### Task
The answer must be a single number: how many lines in this listing hold the word "arrow".

### The data
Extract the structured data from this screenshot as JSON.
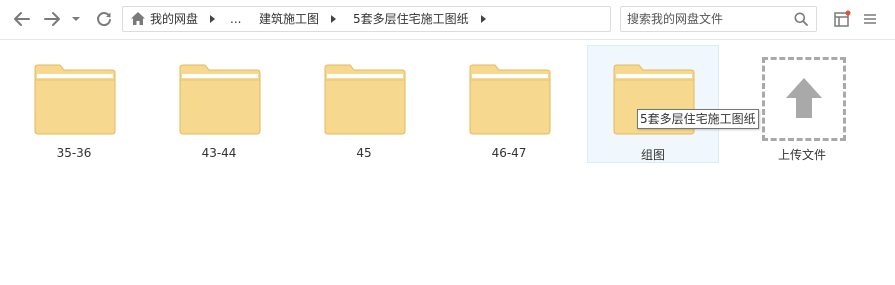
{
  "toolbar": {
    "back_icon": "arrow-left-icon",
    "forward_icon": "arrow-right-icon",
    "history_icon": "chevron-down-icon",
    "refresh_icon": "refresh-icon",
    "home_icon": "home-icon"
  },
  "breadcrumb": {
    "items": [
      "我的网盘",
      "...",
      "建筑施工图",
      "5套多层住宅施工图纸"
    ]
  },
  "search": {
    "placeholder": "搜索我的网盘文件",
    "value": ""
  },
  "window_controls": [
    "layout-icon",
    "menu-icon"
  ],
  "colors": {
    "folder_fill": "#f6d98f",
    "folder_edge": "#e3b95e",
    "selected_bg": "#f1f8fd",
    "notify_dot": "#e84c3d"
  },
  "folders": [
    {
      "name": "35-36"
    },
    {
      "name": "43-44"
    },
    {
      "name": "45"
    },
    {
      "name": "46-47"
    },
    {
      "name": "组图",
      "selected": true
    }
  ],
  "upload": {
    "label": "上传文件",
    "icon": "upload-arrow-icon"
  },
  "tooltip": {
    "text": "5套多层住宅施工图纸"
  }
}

### Your solution
3